The second way relates to the way in which same-sex couples have "their own" children (i.e., the natural child of one of them). They have to "bring in" a third party and they may well want - and the third party may demand - an ongoing relationship. This can happen for infertile heterosexual couples as well, but it remains an aberrational situation, not the norm that it might become for same-sex couples who wish to have children.
This may result in all sorts of pressure to change the rules of marriage to accommodate, if not more than two "spouses," then more than two parents.
It won't do to say, well, we already have multiple parenting situations as the result of divorces among heterosexual couples. For advocates of a marriage culture like Gallagher, that is a problem to be solved, not a principle to be extended.
Pressure on financial interdependence. Advocates of same-sex marriage argue that it is wrong to deny same-sex couples the "benefits" of marriage. This is a curious description of the financial consequences of marriage which involve as many burdens as benefits. One of the things the financial rules surrounding marriage do is burden the financially stronger partner for the benefit of the weaker. These rules are grounded in assumptions about what works best for couples raising children. If you apply them to relationships in which raising children is not the norm, then there is a potential "misfit" between those rules and what the people who are subject to them are likely to want.
Proponents of same-sex marriage don't deny this, but say that only those gay couples who "want" these burdens will choose to assume them by marrying. I'm not so sure.

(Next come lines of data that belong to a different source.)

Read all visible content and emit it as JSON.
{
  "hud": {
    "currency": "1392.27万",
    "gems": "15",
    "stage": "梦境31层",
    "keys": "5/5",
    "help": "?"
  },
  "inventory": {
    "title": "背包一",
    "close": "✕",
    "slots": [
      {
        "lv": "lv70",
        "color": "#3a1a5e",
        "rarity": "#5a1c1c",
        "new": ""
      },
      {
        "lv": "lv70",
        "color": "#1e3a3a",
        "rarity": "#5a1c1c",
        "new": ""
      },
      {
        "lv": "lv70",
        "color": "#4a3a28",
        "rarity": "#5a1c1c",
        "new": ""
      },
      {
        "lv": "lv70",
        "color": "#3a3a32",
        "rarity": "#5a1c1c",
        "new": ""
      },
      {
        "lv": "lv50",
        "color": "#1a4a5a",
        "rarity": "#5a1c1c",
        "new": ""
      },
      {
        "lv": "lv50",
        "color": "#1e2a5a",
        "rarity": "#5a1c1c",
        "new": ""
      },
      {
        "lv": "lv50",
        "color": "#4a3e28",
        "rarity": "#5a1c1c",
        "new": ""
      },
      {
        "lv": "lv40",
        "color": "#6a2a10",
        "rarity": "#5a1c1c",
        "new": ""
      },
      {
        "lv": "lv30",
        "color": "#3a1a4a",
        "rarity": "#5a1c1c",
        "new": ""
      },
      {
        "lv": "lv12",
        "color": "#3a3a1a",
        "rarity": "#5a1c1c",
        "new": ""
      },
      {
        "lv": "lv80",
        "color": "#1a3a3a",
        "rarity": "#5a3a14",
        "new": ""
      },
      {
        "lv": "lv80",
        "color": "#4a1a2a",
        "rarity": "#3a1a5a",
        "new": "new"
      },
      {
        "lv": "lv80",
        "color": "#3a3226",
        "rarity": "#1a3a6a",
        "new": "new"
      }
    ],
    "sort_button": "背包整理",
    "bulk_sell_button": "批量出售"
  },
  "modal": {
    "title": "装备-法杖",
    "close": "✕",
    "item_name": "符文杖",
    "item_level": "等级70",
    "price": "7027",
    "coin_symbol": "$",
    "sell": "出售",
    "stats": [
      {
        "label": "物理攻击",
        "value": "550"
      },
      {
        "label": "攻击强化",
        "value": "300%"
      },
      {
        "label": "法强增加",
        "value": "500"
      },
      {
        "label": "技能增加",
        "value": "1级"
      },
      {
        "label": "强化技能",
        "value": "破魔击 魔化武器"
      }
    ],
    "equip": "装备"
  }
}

I think it is undeniable that much of the push for gay marriage is about "sanctifying" these relationships. Much, although not quite all, of the claimed practical disabilities of not being married can be resolved by contract. Gay couples, understandably, want the legal imprimatur which says that their relationship is just as good as any other. But once these burdens begin to be felt - without the corresponding justification present in heterosexual marriage - there is likely to be pressure to change them.
Pressure on the notion that "mother" and "father" are best. I don't want to get into a battle of social scientists, but it is far from clear that we can abandon, for all time, the idea that, whenever possible, children ought to be raised by their natural fathers and mothers and that the parental rights of those natural mothers and fathers ought to be terminated only in the rare cases. While advances in technology and increased tolerance of alternative families have undercut this presumption, that is a rather recent development - almost entirely within my memory. I am not prepared to say that some of this may turn out to be an experiment that didn't work.
More fundamentally, I do not think we can say with any certainly that there is not something about mothers and fathers - a parent of each sex - that is better for children. We have very little experience with the alternative.
But if same sex partners - who can never be their children's natural mother and father - are allowed to marry, how will the state ever be able to encourage the natural parent - or even "two sex parent" - family? Won't private persons and churches who argue for the proposition that children need mothers and fathers be denounced as bigots and homophobes? Are we really ready to say that the way in which children have generally (I don't want to hear about remote tribal societies or decadent European nobility) been raised since about the dawn of man is no longer preferable? I sure haven't seen the evidence that proves that. I don't see how such evidence could even exist.
There is a bit more of this (and then we have to consider whether all of this is likely and what to do about the second sentence), but this is all I have time for now. I will continue the post that won't end later.